A sad fact about bone-marrow transplants is that the chemotherapy used to kill the diseased cells and prevent rejection increases patients' risk of graft-versus-host
disease (GVHD). But new research suggests a way to avoid this serious
complication: by replenishing a natural antibiotic protein that's depleted when neutrophils are destroyed by chemotherapy. A multicenter clinical trial led by Children's and the Dana-Farber Cancer Institute is about to test this idea, using a recombinant form of the antibiotic, called bactericidal/permeability-increasing
Prior studies provide a strong rationale for trying BPI, says Ofer Levy, MD, PhD, in Children's Division of Infectious Diseases. In mice, chemotherapy damages the intestinal lining, allowing bacterial endotoxin to enter the bloodstream. The
endotoxin then provokes an inflammatory response that mobilizes donor immune cells, helping trigger GVHD. Blocking endotoxin reduced the incidence of GVHD in mice.
BPI, which Levy has studied for years, is a natural endotoxin blocker.
Reporting at the American Society of Hematology meeting in December, Levy and Eva Guinan, MD, of Dana-Farber and Children's Division of Hematology/
Oncology, showed that patients undergoing chemotherapy and bone-marrow
transplants not only have a marked post-transplant rise in endotoxin, but also a sharp drop in BPI—just when they need it most. GVHD risk was greater in the

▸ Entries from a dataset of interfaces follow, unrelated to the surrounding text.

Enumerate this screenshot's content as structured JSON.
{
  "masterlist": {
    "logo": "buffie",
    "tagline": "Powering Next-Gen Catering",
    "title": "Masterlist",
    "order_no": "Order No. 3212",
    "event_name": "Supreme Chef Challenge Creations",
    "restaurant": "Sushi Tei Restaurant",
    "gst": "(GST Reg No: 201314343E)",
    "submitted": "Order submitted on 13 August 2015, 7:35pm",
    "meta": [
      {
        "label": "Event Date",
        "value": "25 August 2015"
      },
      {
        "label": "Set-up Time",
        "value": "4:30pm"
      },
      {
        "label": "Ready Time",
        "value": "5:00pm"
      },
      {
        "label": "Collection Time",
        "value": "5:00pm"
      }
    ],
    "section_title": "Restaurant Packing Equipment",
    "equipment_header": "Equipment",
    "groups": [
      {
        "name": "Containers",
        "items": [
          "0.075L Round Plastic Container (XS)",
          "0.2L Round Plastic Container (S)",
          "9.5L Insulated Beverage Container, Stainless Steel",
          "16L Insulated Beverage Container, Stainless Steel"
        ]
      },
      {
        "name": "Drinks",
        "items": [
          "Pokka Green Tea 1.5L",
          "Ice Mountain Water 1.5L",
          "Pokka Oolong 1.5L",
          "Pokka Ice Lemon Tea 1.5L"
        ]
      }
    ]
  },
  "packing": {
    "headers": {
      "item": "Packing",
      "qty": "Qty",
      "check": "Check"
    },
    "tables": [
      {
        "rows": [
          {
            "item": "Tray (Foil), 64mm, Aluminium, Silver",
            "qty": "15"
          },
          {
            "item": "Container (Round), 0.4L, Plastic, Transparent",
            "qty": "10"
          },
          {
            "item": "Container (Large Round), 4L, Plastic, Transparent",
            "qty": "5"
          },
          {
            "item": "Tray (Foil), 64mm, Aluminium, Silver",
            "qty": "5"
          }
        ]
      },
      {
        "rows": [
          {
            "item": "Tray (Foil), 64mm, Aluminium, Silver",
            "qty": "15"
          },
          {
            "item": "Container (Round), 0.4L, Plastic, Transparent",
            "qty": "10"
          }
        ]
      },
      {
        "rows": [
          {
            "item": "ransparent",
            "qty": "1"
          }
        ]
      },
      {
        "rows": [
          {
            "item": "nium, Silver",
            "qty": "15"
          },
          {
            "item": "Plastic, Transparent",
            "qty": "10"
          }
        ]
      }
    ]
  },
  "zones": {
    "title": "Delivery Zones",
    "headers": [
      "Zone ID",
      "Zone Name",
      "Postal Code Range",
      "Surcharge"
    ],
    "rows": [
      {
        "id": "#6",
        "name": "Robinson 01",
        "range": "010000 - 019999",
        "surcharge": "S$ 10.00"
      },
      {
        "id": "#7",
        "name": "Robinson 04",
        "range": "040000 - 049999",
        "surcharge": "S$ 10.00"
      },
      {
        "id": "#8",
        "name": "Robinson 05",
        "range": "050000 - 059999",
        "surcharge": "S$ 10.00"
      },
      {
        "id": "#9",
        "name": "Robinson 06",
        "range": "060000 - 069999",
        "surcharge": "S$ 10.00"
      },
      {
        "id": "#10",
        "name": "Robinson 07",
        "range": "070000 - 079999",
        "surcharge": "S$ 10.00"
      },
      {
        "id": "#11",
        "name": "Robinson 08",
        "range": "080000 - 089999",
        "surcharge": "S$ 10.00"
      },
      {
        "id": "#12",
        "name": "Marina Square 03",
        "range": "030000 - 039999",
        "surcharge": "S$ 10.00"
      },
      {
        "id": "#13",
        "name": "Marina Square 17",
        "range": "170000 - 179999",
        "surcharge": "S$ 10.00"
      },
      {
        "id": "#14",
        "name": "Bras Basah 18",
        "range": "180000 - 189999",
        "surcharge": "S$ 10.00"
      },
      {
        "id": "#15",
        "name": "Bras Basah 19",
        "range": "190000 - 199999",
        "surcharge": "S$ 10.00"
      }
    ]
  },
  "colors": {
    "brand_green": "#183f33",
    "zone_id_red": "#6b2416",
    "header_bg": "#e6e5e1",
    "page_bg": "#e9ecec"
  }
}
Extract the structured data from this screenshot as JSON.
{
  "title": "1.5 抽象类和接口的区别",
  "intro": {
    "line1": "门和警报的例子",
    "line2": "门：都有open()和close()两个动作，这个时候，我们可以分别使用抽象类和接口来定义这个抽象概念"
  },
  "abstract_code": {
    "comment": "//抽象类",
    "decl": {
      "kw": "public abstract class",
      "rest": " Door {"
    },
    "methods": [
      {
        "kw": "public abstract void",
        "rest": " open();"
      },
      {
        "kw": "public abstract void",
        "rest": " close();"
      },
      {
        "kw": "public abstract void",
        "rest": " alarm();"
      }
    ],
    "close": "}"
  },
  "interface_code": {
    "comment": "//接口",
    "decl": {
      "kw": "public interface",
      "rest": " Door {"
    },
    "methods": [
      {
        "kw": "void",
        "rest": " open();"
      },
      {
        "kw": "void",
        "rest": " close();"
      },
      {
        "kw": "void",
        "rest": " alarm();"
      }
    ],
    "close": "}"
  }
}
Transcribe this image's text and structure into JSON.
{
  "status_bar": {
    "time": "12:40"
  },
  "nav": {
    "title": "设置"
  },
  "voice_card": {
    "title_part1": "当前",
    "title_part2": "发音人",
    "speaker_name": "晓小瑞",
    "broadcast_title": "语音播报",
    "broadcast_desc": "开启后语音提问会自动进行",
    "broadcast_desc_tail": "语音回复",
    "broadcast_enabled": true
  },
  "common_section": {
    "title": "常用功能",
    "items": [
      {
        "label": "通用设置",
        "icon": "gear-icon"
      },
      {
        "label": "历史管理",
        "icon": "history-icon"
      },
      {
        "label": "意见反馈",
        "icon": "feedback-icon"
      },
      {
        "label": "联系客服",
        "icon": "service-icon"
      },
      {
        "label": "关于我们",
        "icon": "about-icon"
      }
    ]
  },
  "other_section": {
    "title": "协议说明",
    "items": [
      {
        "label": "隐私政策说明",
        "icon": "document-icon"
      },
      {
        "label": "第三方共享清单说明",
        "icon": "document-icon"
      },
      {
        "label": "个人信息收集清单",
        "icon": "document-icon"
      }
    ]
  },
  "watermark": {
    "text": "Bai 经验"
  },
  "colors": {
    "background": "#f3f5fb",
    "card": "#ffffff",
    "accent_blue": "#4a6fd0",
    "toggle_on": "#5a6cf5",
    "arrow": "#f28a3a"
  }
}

If initial safety tests go well, Levy and Guinan will lead a randomized, controlled trial of BPI in 30 to 40 patients undergoing bone-marrow transplants for cancer or blood diseases. Unlike other treatments to prevent GVHD, BPI doesn't suppress the immune system and has shown virtually no toxicity to date.